A small payday lending storefront that opened just around the corner of Holy Trinity Lutheran Church in Longfellow caught the attention of Pastor Jay Carlson. “I hadn’t paid attention to payday storefronts in our neighborhood and when that opened up I saw many more in our neighborhood not far from here,” he explained. “And, if you drive down Lake Street, there are lots of places where you can get a payday loan.”This awareness started a conversation with church leaders and congregants about payday lending. “We’ve certainly known about people struggling in our congregation financially, especially since the recession of five years or so ago,” said Carlson. In-depth research done by the group that convinced them that this lending model was placing borrowers in financial quicksand.Parish Organizing Leader Meghan Olsen Biebighauser said that many borrowers who are living paycheck to paycheck have difficulty paying back the loan when it comes due, and take out another short-term loan to pay for the first. Continue Reading

Anpetu Was’te Cultural Arts Market: Opening next summer on Franklin Avenue in Minneapolis

Next summer, a new marketplace will open on Franklin Avenue and will bring art, food, and music to a very unlikely location – the median between Cedar Avenue and S. 17th Avenue.The project is the result of a $435,000 ArtPlace grant and the work of the Native American Community Development Institute. NACDI Vice President Andy Hestness explained at a recent project unveiling that the Anpetu Was’te Cultural Arts Market is designed to bring the Ventura Village and Seward neighborhoods together and create a pedestrian-friendly roadway, something that the presence of a light rail station has not been able to do on its own. He commented, “People originally thought that plopping the light rail here would create a new paradigm. We’ve been waiting for years for this to happen, and it never did. We finally decided that we were going to do it ourselves, since no one was going to do it for us.”Jay Bad Heart Bull, NACDI president, explained that for the light rail to be strong and successful, there needs to be a strong pedestrian presence. Continue Reading

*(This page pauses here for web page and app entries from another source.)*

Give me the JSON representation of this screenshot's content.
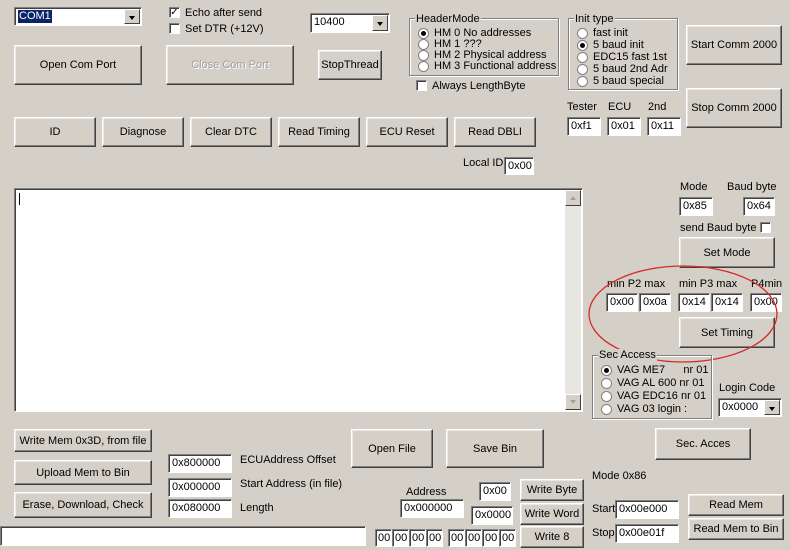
{
  "com_port": {
    "value": "COM1"
  },
  "echo_after_send": {
    "label": "Echo after send",
    "checked": true
  },
  "set_dtr": {
    "label": "Set DTR (+12V)",
    "checked": false
  },
  "baud_rate": {
    "value": "10400"
  },
  "buttons": {
    "open_com_port": "Open Com Port",
    "close_com_port": "Close Com Port",
    "stop_thread": "StopThread",
    "start_comm": "Start Comm 2000",
    "stop_comm": "Stop  Comm 2000",
    "id": "ID",
    "diagnose": "Diagnose",
    "clear_dtc": "Clear DTC",
    "read_timing": "Read Timing",
    "ecu_reset": "ECU Reset",
    "read_dbli": "Read DBLI",
    "set_mode": "Set Mode",
    "set_timing": "Set Timing",
    "write_mem": "Write Mem 0x3D, from file",
    "upload_mem": "Upload Mem to Bin",
    "erase_download": "Erase, Download, Check",
    "open_file": "Open File",
    "save_bin": "Save Bin",
    "sec_acces": "Sec. Acces",
    "write_byte": "Write Byte",
    "write_word": "Write Word",
    "write_8": "Write 8",
    "read_mem": "Read Mem",
    "read_mem_to_bin": "Read Mem to Bin"
  },
  "header_mode": {
    "title": "HeaderMode",
    "options": [
      "HM 0 No addresses",
      "HM 1 ???",
      "HM 2 Physical address",
      "HM 3 Functional address"
    ],
    "selected": 0,
    "always_length_byte": "Always LengthByte"
  },
  "init_type": {
    "title": "Init type",
    "options": [
      "fast init",
      "5 baud init",
      "EDC15 fast 1st",
      "5 baud 2nd Adr",
      "5 baud special"
    ],
    "selected": 1
  },
  "addresses": {
    "tester_label": "Tester",
    "tester_value": "0xf1",
    "ecu_label": "ECU",
    "ecu_value": "0x01",
    "second_label": "2nd",
    "second_value": "0x11",
    "local_id_label": "Local ID",
    "local_id_value": "0x00"
  },
  "mode": {
    "label": "Mode",
    "value": "0x85",
    "baud_byte_label": "Baud byte",
    "baud_byte_value": "0x64",
    "send_baud_byte": "send Baud byte"
  },
  "timing": {
    "p2_label": "min P2 max",
    "p2_min": "0x00",
    "p2_max": "0x0a",
    "p3_label": "min P3 max",
    "p3_min": "0x14",
    "p3_max": "0x14",
    "p4_label": "P4min",
    "p4_value": "0x00"
  },
  "sec_access": {
    "title": "Sec Access",
    "options": [
      "VAG ME7      nr 01",
      "VAG AL 600 nr 01",
      "VAG EDC16 nr 01",
      "VAG 03 login :"
    ],
    "selected": 0,
    "login_code_label": "Login Code",
    "login_code_value": "0x0000"
  },
  "memory": {
    "ecu_offset_value": "0x800000",
    "ecu_offset_label": "ECUAddress Offset",
    "start_address_value": "0x000000",
    "start_address_label": "Start Address (in file)",
    "length_value": "0x080000",
    "length_label": "Length",
    "address_label": "Address",
    "address_value": "0x000000",
    "byte_value": "0x00",
    "word_value": "0x0000",
    "bytes8": [
      "00",
      "00",
      "00",
      "00",
      "00",
      "00",
      "00",
      "00"
    ],
    "mode_label": "Mode 0x86",
    "start_label": "Start",
    "start_value": "0x00e000",
    "stop_label": "Stop",
    "stop_value": "0x00e01f"
  },
  "output": {
    "text": ""
  },
  "status_field": {
    "value": ""
  },
  "colors": {
    "window_bg": "#d4d0c8",
    "annotation_ellipse": "#d42a2a"
  }
}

Public hearing on Minnehaha Ave reconstruction Tuesday, Nov. 18

The plans for reconstructing Minnehaha Avenue have been a source of contention since they were first unveiled this past March.Some Minnehaha Avenue businesses are opposed to the planned bumpouts, since they will reduce the number of parking spots. Some cyclists are in favor of installing cycle tracks along the roadway, citing safety and the City’s goal for 30 miles of protected bikeways. Some residents are concerned about the loss of trees and walkability.This coming Tuesday, residents will have the opportunity to state their opinions on the reconstruction project at a public hearing of the Transportation and Public Works Committee. T&PW will bring their decision on the project to the entire City Council on Dec. 6, 2013.This article is reposted from TCDP media partner My Broadsheet. Continue Reading

Rebecca’s Bakery: Seward’s newest gem

Nestled between Verdant Tea and Shega Foods is an unassuming gem – a small Italian bakery where owner Assegedech “Asse” Kidane deftly creates crostatas with perfectly golden crusts, decorated layer and Bundt cakes, and Nutella-filled zeppole (Italian-style doughnuts).Kidane learned her craft through many years spent immersed in the Italian culture. Growing up in Ethiopia, she attended a Catholic girls school that was run by Italian missionaries, which first introduced her to Italian traditions and cooking. Later, she and her husband Tesh Belayneh lived in Italy – first in Bologna and then in Rome. During those years she worked as a nanny and would bake for the families. She commented, “With them [Italians] you learn that you bake for Christmas, you bake for everything.”This article is reposted from TCDP media partner My Broadsheet. Continue Reading